> [Exercise]:
In the data that follows, find each line containing "course" and copy it.
Input Block Start
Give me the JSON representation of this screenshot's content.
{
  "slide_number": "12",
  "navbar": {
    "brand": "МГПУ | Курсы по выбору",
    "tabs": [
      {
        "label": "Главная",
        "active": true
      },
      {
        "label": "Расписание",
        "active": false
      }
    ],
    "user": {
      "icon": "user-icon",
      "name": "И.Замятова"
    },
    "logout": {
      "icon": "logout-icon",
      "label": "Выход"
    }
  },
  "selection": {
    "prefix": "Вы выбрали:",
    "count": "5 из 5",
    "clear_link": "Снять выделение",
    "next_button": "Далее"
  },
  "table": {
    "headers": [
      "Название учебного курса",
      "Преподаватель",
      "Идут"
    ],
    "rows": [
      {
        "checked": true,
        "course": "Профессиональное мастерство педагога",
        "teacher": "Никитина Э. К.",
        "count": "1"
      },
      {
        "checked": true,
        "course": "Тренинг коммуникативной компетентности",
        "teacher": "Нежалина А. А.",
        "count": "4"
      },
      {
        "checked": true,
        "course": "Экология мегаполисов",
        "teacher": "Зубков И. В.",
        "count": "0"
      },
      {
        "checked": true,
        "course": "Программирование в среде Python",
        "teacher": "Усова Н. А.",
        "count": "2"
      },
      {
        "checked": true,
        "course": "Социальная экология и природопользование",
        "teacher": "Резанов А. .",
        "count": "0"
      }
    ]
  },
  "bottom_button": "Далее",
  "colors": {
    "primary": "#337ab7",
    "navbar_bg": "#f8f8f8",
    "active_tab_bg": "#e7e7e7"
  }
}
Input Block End
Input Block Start
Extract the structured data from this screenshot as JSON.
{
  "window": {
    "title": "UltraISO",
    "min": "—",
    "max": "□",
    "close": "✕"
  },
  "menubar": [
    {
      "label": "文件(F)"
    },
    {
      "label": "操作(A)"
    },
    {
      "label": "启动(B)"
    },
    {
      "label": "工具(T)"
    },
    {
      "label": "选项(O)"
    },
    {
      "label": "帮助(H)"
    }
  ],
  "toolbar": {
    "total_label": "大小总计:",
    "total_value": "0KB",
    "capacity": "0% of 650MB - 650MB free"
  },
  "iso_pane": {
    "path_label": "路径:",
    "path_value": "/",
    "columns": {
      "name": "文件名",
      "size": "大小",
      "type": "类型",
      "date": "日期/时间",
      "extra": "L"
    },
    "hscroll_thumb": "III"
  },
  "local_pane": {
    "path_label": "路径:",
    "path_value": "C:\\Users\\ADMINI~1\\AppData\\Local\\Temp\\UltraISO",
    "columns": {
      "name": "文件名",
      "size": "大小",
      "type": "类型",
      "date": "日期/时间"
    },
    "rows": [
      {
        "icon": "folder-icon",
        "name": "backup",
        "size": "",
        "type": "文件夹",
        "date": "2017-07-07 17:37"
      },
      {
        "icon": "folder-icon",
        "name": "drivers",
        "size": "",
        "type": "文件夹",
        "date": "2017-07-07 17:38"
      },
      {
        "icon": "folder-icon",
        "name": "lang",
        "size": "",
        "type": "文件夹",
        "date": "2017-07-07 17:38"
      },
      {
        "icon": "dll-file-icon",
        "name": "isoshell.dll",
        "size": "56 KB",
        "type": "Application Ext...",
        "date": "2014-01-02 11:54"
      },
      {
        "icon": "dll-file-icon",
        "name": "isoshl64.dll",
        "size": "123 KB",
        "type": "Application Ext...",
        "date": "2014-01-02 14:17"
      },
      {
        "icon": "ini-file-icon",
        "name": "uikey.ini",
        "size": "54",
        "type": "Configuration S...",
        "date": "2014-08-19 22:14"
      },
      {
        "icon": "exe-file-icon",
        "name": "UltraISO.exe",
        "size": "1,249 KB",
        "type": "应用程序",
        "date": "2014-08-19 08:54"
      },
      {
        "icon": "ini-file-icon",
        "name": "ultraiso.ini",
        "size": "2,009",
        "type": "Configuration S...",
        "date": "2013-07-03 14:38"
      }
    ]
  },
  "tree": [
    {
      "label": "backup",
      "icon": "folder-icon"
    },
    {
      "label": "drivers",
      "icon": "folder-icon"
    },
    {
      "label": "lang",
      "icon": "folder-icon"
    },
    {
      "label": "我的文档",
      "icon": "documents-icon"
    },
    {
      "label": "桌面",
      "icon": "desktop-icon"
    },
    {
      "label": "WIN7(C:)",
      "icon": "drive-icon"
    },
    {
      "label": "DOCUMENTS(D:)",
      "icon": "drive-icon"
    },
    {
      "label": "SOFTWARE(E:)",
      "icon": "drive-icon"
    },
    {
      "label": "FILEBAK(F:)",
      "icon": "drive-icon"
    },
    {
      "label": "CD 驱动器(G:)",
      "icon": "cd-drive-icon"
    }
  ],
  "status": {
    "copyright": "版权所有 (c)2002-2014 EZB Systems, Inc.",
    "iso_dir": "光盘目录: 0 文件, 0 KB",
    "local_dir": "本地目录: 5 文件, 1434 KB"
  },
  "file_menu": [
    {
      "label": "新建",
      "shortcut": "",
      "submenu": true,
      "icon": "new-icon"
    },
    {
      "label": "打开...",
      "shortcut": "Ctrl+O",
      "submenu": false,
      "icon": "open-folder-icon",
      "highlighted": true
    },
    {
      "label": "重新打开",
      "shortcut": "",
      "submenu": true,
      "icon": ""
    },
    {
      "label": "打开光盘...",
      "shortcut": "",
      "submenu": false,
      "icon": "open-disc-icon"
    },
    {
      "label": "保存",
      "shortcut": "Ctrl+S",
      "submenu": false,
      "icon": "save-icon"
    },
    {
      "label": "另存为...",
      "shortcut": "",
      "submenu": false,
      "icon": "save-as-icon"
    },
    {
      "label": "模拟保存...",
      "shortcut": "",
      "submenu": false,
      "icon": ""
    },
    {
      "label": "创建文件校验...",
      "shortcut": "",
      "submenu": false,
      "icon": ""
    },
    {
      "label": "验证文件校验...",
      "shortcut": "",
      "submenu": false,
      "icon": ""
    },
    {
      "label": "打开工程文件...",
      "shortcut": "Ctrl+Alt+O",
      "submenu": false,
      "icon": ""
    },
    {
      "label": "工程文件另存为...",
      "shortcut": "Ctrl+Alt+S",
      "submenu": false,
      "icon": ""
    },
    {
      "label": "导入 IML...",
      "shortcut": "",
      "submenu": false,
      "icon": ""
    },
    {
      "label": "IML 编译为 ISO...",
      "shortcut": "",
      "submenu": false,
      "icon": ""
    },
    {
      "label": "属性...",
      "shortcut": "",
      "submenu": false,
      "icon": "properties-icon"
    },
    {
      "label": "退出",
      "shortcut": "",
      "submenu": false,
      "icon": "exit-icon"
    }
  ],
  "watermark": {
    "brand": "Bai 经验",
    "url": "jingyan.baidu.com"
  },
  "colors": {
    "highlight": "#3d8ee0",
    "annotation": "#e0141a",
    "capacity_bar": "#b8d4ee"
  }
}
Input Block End
> [Your solution]:
        "course": "Профессиональное мастерство педагога",
        "course": "Тренинг коммуникативной компетентности",
        "course": "Экология мегаполисов",
        "course": "Программирование в среде Python",
        "course": "Социальная экология и природопользование",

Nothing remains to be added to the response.